## What the task asks
Whenever a line in the entries below contains the string "Advert", copy that line.

## Records

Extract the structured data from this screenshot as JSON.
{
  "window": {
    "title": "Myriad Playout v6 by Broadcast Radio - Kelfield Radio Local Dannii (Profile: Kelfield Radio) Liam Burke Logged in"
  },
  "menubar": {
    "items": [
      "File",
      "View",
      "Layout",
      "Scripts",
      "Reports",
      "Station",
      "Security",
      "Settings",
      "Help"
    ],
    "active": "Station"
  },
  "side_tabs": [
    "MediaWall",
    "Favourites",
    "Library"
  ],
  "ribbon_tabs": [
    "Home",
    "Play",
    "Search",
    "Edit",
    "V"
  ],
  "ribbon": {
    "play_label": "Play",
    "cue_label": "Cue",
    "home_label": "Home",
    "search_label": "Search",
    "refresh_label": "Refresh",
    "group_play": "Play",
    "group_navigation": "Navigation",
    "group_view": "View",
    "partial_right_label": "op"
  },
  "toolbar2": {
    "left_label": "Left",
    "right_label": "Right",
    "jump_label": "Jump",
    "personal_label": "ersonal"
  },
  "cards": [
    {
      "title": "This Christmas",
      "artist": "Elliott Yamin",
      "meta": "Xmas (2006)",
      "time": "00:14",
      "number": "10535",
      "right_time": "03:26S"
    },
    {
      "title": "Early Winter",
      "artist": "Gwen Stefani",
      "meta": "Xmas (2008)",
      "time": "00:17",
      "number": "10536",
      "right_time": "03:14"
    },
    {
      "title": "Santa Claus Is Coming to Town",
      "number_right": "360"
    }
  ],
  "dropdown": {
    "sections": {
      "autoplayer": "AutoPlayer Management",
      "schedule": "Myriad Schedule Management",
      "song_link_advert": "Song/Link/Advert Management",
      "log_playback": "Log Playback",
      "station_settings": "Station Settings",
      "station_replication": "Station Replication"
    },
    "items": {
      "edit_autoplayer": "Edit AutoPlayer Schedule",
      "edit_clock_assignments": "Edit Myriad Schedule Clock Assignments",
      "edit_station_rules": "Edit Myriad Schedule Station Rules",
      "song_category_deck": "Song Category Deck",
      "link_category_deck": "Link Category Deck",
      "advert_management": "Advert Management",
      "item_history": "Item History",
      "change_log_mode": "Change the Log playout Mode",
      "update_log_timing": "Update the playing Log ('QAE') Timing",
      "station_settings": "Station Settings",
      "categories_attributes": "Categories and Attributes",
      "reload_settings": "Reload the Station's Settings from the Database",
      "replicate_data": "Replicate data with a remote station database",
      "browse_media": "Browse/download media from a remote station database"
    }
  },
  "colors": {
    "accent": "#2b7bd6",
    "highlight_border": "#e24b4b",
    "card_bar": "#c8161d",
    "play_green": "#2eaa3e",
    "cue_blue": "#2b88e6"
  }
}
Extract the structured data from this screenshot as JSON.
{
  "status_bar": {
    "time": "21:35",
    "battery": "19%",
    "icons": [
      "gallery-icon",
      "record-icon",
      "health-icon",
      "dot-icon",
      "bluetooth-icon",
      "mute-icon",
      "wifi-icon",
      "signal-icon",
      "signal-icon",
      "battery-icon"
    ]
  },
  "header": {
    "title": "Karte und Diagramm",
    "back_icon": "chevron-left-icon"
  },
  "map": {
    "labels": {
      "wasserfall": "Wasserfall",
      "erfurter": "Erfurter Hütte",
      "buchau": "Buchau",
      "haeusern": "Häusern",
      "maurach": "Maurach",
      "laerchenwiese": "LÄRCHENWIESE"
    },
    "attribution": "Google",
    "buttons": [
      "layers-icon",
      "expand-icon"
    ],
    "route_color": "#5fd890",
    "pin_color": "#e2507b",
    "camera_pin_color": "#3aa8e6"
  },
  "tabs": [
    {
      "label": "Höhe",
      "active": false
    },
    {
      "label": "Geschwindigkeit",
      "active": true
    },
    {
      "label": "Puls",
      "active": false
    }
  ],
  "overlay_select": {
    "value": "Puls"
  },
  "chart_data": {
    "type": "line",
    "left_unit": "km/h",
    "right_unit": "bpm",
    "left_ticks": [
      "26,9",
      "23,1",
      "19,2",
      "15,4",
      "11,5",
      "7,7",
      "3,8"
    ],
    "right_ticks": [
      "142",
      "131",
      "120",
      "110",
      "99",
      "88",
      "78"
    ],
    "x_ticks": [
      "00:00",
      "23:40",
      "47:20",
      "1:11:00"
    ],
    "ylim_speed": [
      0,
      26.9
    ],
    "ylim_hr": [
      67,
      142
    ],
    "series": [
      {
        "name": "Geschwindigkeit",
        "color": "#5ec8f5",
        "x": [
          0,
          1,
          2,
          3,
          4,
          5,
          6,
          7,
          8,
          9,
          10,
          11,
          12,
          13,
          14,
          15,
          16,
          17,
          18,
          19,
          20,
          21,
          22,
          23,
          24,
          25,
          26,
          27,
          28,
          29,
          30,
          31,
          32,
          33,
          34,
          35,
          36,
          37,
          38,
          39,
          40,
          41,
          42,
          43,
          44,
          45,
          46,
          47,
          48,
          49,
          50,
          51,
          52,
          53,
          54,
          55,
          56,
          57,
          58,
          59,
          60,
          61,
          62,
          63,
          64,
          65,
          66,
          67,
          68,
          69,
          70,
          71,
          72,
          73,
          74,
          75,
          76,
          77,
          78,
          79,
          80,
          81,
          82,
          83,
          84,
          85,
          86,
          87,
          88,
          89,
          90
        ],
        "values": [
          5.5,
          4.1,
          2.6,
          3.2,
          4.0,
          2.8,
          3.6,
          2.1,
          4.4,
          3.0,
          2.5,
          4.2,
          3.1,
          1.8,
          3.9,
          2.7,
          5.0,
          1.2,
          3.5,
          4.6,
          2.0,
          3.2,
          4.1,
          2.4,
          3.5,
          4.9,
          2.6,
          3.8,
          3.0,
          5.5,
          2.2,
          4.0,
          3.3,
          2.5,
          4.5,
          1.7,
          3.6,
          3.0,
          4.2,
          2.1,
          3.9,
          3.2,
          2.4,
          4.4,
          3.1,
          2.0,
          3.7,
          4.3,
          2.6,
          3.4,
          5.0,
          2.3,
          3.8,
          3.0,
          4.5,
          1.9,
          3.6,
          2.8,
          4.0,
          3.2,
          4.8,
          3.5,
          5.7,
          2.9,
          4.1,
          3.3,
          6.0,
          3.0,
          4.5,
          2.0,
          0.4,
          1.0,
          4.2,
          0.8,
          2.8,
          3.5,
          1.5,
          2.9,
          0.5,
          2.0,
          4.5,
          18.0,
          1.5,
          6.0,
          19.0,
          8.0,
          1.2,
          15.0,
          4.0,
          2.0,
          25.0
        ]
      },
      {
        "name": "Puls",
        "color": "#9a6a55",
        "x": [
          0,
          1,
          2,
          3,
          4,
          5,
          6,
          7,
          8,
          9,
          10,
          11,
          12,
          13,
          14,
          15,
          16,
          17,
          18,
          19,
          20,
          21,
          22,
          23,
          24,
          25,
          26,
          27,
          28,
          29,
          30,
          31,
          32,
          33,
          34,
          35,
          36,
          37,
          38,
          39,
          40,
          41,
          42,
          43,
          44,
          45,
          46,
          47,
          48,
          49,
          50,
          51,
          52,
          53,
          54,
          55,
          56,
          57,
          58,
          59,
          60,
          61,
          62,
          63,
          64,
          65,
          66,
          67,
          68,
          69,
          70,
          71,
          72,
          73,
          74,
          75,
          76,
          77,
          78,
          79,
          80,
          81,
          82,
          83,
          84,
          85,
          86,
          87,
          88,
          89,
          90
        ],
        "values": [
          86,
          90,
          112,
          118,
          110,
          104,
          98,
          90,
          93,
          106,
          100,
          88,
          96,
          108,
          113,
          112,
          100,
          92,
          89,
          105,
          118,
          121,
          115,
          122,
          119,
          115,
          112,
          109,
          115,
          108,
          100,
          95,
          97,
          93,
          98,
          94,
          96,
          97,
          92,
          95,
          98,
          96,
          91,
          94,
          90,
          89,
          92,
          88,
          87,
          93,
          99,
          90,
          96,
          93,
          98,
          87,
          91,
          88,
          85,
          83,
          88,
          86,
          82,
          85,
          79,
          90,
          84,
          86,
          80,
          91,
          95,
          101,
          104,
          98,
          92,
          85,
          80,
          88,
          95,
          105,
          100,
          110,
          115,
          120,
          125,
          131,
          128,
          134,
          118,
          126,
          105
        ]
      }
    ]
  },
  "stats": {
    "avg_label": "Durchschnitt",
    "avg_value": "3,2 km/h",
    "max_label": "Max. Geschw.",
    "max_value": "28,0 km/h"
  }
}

## Finished exercise
      "song_link_advert": "Song/Link/Advert Management",
      "advert_management": "Advert Management",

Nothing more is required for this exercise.